Then it’s a good thing to scrap them?

It would be fine if all those low earners and families struggling to get by would be given support in place of tax credits – a living wage, for example.

And that’s why the Tories are introducing a living wage...

That’s what they call it. But it’s not. The Chancellor announced in his most recent Budget a new minimum wage of £7.20 an hour for over-25s, rising to £9 by 2020. He called this the “national living wage” – it’s not, because the current living wage (which is calculated by the Living Wage Foundation, and currently non-compulsory) is already £9.15 in London and £7.85 in the rest of the country.

Will people be better off?

No. Quite the reverse. The IFS has said this slightly higher national minimum wage will not compensate working families who will be subjected to tax credit cuts; it is arithmetically impossible.
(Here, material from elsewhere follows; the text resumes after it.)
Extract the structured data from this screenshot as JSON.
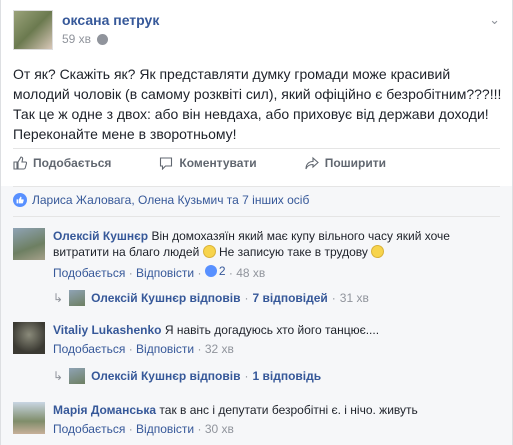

The IFS director, Paul Johnson, commented: “Unequivocally, tax credit recipients in work will be made worse off by the measures in the Budget on average.” It has been calculated that 3.2m low-paid workers will have their pay packets cut by an average of £1,350 a year.

Could the government change its policy to avoid this?

The Prime Minister and his frontbenchers have been pretty stubborn about pushing on with the plan. In spite of criticism from all angles – the IFS, campaigners, Labour, The Sun – Cameron has ruled out a review of the policy in the Autumn Statement, which is on 25 November. But there is an alternative. The chair of parliament’s Work & Pensions Select Committee and Labour MP Frank Field has proposed what he calls a “cost neutral” tweak to the tax credit cuts.

How would this alternative work?

Currently, if your income is less than £6,420, you will receive the maximum amount of tax credits. That threshold is called the gross income threshold. Field wants to introduce a second gross income threshold of £13,100 (what you earn if you work 35 hours a week on minimum wage). Those earning a salary between those two thresholds would have their tax credits reduced at a slower rate on whatever they earn above £6,420 up to £13,100. The percentage of what you earn above the basic threshold that is deducted from your tax credits is called the taper rate, and it is currently at 41 per cent. In contrast to this plan, the Tories want to halve the income threshold to £3,850 a year and increase the taper rate to 48 per cent once you hit that threshold, which basically means you lose more tax credits, faster, the more you earn.

When will the tax credit cuts come in?

They will be imposed from April next year, barring a u-turn.

Anoosh Chakelian is deputy web editor at the New Statesman.